I have had several requests to share the eulogy/letter I wrote to Kyle and read at the funeral:
Dear Kyle—
As you know, I have gone through a lot of school. I graduated from high school, undergraduate with 2 degrees and then graduate school. I was a college professor for 15 years. I have met so many amazing teachers during all that time in education.
Little did I know that you, my sweet son, would be my greatest teacher of all. You taught me so much in your short 18 years of life.
You taught me to listen more and talk less.
You taught me to be more grateful and less greedy.
You taught me to be less controlling and more compassionate.
You taught me to communicate, not close down.
You taught me more patience and less anger.
You taught me to judge less and learn more.
You taught me to live in the moment, that the past is history, and the future a mystery.
You taught me to let go of what I thought would be, that today's expectations are tomorrow's disappointments.
You taught me that comparison is truly the thief of joy.
You taught me the only thing I can control is myself.
You taught me to have less ego and more understanding.
You taught me to make amends to people I have wronged.
You taught me to let people help and comfort me.
You taught me to let go and let God.
You taught me to connect with my God in a way I never thought possible.
You taught me that sharing my story, our story, could help other people.
You taught me that giving back fills my soul.
You taught me that addiction is a soul sucking, awful disease that most people don’t understand and can happen to anyone in any type of family.
You taught me that people who are sober, who fight every day, every hour and every minute for sobriety are the most badass people on the planet.
You taught me to love you fiercely no matter what.
You taught me that my love for you is never ending, that I will carry you in my heart and soul forever, and that you are a part of me that will never die.
Most importantly, you taught me the serenity to accept the things I cannot change, the courage to change the things I can and the wisdom to know the difference.
And, on that note, I would like everyone here in the sober community and anyone else who would like to join, to stand and recite the serenity prayer with me:
God, grant me the serenity to accept the things I cannot change, the courage to change the things I can and the wisdom to know the difference. Amen.
Dear Kyle, as much as I wanted a different ending to your story, my greatest hope is that your story, our story, can help others who are struggling. I love you more than you will ever, ever, ever know. Rest in peace my sweet son, the demons are gone.

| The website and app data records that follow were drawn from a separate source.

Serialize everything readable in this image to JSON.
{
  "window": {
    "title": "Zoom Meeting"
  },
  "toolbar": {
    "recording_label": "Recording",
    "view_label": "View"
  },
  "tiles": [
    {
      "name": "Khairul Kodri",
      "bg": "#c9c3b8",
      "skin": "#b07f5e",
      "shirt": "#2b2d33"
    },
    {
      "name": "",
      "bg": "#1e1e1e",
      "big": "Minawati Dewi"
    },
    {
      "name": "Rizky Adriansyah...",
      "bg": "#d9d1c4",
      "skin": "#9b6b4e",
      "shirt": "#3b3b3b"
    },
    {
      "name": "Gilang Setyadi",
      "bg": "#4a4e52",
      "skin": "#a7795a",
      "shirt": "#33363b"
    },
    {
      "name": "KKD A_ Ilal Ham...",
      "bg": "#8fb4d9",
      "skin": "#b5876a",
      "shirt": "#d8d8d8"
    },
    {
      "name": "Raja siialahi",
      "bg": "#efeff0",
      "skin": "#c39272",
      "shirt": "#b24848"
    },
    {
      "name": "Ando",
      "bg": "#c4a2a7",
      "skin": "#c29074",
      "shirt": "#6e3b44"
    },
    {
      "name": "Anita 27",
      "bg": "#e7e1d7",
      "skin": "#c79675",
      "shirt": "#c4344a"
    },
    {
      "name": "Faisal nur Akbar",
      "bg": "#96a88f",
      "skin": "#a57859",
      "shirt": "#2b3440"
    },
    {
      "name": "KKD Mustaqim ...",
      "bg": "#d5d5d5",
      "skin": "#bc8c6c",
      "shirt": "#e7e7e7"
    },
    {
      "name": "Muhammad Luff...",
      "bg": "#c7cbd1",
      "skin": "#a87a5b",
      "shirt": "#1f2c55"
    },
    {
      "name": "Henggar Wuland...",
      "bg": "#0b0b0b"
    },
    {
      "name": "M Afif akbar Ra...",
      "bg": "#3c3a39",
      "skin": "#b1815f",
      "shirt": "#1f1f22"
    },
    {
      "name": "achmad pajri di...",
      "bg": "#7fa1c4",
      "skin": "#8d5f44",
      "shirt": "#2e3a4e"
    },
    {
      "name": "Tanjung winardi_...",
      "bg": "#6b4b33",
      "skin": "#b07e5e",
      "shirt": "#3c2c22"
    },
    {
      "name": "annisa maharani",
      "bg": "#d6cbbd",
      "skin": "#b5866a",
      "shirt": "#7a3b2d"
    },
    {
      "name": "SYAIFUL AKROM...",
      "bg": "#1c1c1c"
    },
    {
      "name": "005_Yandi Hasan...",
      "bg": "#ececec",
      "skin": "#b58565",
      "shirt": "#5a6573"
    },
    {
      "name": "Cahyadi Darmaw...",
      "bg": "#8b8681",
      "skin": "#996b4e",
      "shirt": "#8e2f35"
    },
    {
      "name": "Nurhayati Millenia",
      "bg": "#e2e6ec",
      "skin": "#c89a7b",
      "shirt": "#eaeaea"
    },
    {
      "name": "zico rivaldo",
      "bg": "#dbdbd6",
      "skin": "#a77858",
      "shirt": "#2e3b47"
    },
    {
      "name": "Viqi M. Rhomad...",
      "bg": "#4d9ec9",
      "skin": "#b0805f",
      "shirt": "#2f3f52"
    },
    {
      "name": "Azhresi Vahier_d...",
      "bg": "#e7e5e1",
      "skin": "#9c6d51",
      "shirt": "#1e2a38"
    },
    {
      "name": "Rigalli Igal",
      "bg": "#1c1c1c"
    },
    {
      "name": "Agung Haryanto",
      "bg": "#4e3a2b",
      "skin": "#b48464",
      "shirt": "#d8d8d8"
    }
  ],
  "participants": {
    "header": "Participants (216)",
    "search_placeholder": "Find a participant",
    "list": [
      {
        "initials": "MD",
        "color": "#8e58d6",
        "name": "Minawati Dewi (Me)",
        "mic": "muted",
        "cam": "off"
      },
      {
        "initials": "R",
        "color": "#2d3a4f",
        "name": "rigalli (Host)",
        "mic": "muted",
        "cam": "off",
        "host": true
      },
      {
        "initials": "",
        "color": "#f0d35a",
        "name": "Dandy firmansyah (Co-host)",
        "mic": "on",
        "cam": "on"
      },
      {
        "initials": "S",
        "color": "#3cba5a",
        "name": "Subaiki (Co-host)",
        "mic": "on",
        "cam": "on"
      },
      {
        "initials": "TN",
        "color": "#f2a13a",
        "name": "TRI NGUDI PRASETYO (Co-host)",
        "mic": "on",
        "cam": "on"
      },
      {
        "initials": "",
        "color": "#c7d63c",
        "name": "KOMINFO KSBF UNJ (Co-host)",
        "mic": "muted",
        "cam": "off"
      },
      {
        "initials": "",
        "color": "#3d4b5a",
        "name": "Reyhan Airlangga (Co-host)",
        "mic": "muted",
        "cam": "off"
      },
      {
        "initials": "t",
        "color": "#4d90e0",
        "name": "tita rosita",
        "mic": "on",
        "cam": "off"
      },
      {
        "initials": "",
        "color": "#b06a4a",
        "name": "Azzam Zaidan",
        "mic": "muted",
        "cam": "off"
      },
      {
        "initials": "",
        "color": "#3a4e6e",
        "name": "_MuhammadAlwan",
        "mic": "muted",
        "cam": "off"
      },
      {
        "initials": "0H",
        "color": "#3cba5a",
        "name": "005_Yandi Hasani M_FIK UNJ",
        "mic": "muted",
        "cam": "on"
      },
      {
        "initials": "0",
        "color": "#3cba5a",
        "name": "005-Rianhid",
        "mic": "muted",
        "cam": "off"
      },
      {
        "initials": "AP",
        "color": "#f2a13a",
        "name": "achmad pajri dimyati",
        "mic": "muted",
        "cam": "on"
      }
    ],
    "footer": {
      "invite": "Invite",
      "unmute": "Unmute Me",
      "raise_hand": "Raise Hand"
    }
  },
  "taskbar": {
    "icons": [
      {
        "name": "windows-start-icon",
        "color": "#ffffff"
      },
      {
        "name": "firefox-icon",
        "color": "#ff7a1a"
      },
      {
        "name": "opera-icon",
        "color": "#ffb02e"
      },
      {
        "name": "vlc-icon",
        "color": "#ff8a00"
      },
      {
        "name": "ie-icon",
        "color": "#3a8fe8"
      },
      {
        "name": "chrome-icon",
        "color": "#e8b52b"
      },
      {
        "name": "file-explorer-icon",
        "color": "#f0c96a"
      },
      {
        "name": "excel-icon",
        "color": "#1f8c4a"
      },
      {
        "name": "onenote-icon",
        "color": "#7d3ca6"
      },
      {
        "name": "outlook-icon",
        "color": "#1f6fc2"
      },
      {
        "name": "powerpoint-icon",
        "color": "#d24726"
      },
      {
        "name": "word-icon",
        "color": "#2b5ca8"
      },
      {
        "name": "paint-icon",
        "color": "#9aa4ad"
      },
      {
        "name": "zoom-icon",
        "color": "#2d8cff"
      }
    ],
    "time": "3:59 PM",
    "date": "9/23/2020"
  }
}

Love, Mom 

1 comment:

Anonymous said...

This is beautifully written. You’ve put into words my momma heart. Thank you for sharing your life